I'll Show You Mine If You Show Me Yours
It's very simple. As we all know, music has the mysterious ability to call up distinct moods and memories from very specific times, places, and periods in one's life. It's completely beyond our control, and just "happens."
The premise of the contest is simple: "What are the five tracks or albums that, for you, most strongly strike the mystic chords of memory?" Importantly, the competition "is about music that, even if you hardly listen to it any more, most strongly evokes places and times in your past; music with which you have a transrational emotional connection -- not which are the greatest tracks or albums you know, not the tracks or albums you think other people should know, and not a list of your Desert Island records."
So this is not necessarily about quality, but about guilty pleasures and forbidden attractions. It is also about individuality and about the mystery of how we locate things in the environment in order to articulate the self. It's about tracks or albums that have somehow become lodged in your unconscious and woven into your psychic substance, perhaps even in spite of yourself and against your better judgment. You are not proud of these choices, and are probably a little embarrassed to acknowledge them in public.
For me, there are at least a couple of problems with this exercise. First, since there was never a time that I didn't have the transistor radio glued to my ear as a kid, there are just too many choices. Top 30 radio was truly the soundtrack to my childhood.
But countering that fact is that in the interim, even the most obscure music has become so readily available, that I've been able to listen to it enough that those preternaturally "mystic chords" have faded out. I may still enjoy the song, but there have been so many subsequent listenings, that they have superimposed themselves over the old memory swamp.
I think this is a more general problem with instant access to everything, which makes it less special. Really, it wasn't so long ago that if you wanted to see a film, you had to see it in the theatre. Many films would eventually appear on commercial television, but not always, especially not the great ones.
For example, I remember when Gone With the Wind was re-released for a limited run when I was a kid; it must have been 1969, for the thirty year anniversary. My mom insisted on dragging me and my brothers to the theatre, since she remembered it so well from her own childhood. I assumed it was going to be totally lame -- after all, my mother liked it! -- but was very much blown away.

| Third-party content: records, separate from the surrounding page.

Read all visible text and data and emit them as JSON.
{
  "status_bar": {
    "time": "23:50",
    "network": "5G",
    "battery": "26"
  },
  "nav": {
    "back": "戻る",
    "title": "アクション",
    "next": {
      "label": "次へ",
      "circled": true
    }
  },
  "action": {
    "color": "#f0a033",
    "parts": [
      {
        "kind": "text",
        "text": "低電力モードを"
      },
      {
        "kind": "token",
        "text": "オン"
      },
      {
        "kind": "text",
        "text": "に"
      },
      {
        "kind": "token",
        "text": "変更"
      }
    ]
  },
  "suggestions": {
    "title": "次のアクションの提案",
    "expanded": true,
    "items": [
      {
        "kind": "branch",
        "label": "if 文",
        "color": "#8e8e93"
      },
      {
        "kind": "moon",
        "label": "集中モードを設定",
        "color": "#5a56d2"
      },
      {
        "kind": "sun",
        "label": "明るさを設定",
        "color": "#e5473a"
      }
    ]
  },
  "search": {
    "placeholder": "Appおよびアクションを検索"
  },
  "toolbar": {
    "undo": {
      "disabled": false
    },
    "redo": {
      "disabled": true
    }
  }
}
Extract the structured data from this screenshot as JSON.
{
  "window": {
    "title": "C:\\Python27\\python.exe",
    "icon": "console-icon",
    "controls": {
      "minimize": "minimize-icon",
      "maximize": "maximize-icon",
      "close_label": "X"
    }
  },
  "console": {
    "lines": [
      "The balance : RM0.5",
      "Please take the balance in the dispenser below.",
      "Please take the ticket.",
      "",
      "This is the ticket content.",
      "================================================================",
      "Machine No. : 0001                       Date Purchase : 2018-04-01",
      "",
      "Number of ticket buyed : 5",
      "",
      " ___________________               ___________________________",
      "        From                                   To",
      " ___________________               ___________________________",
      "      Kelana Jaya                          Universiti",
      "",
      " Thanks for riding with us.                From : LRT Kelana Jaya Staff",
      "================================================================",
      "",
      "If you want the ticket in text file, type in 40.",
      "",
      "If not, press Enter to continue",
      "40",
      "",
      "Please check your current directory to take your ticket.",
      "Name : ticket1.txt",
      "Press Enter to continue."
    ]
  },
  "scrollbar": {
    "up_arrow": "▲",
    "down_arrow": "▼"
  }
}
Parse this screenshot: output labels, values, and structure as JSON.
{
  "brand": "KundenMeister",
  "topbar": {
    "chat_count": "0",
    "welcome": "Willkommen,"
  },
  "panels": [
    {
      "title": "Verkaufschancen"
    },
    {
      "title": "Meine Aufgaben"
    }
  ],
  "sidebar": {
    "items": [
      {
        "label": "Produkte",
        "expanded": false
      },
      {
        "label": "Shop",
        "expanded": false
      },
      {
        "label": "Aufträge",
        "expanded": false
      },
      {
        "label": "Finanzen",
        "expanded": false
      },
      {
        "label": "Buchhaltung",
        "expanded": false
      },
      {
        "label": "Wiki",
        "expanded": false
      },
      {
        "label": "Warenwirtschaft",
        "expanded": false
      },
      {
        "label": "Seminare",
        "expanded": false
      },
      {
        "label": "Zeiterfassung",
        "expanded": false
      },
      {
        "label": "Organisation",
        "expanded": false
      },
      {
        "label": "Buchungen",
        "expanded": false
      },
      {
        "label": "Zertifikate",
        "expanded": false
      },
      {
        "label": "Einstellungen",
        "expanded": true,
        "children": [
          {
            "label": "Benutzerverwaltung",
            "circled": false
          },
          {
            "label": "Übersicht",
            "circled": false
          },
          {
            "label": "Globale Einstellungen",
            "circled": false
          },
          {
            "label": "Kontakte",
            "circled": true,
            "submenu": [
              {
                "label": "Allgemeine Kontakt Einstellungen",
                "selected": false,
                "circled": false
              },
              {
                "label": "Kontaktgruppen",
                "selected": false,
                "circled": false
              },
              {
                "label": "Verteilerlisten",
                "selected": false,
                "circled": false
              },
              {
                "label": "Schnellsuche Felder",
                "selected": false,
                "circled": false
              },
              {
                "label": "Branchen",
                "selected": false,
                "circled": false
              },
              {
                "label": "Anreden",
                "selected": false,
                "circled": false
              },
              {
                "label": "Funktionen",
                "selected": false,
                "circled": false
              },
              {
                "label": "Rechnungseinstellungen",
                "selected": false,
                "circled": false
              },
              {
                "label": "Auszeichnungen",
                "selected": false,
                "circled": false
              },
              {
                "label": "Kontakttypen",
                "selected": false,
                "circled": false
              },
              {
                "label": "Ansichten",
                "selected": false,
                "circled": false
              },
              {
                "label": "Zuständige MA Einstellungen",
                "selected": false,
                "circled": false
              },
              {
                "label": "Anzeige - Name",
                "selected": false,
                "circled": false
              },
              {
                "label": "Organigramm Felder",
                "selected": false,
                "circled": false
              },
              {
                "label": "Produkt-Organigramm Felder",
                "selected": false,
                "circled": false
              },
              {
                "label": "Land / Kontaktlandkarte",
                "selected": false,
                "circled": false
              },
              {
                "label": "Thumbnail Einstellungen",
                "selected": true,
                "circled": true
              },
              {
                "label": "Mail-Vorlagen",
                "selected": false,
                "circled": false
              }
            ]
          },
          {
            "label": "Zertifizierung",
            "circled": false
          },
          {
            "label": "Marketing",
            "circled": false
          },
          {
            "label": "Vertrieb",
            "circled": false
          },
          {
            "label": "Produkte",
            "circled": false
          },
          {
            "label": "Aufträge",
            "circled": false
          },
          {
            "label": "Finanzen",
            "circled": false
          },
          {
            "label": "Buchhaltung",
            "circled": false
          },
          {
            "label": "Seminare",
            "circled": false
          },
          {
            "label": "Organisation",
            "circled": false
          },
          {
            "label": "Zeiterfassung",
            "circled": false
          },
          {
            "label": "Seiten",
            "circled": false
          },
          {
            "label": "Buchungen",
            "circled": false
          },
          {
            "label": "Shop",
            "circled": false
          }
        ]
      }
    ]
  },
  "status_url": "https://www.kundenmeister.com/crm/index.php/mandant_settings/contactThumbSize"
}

Likewise, with digital downloading, virtually any track you've ever heard is instantly accessible. This can't help but result in a devaluation of the experience. For example, I can remember how difficult it was to track down certain songs before the digital revolution. Back in the late 1970s they used to have a monthly swap meet in the parking lot of the Capitol Records building in Hollywood, where you could find all sorts of rarities, and I would go there from time to time in search of precious booty. The problem was, the oldies stations only played stuff that was popular, not the things that might have only scraped the bottom of the top thirty and then disappeared without a trace.
I still remember the exilaration of locating a copy of Let Her Dance by the Bobby Fuller Four. Everyone's heard his I Fought the Law, but this song was only around for a few weeks, and then got no airplay at all, and I just needed to hear it again. Same with the Buckingham's Don't You Care. Oldies radio mainly played their Kind of a Drag and Mercy, Mercy, Mercy, but not this one, which, at the time, evoked extremely powerful memories of 1967.
So, without further ado, I'm going to now walk over to Bob's Record Collection, and pick out a few songs that still have that strange effect on me. And I will try to overcome embarrassment and be completely candid. Virtually all are from the pre-1973 period of classic top 30 radio. It's quite random and incomplete, -- almost arbitrary, really -- and I'm undoubtedly leaving out many significant ones:
Groovy Situation, Gene Chandler
Tighter and Tighter, Alive and Kicking
Crystal Blue Persuasion, Tommy James
More Today Than Yesterday, Spiral Staircase
My Pledge of Love, The Joe Jeffrey Group (as you can see from the video, this man is holding the actual 45 in his trembling hand; that's what you were looking for at the Capitol Records swap meet)
One Fine Morning, Lighthouse
Ride Captain Ride, Blues Image
Soulful Strut, Young Holt Unlimited
We Gotta Get You a Woman, Todd Rundgren
Lazy Day, Spanky & Our Gang
Sunday Will Never Be the Same, Spanky & Our Gang
Everybody's Talkin', Nilsson
A Girl Like You, Rascals
Cracklin' Rosie, Neil Diamond
Grazing in the Grass, Friends of Distinction
Love or Let Me Be Lonely, Friends of Distinction
Sunshine Girl, The Parade
Live, The Merry-Go-Round
Turn Down Day, the Cyrkle
Ooh Child, Five Stairsteps
Many of these are pretty obscure, so I'll see if I can find links to some of them on You Tube, so you can get an idea of what they sound like, and how strange and unpredictable are the ways of soul imprinting.
I might add that if you will review the last footnote of my book on page 298, there is a more respectable list of songs that I wove into the Cosmobliteration section for their evocative effect on me.
So, what are your five or more quirkily evocative tracks/albums?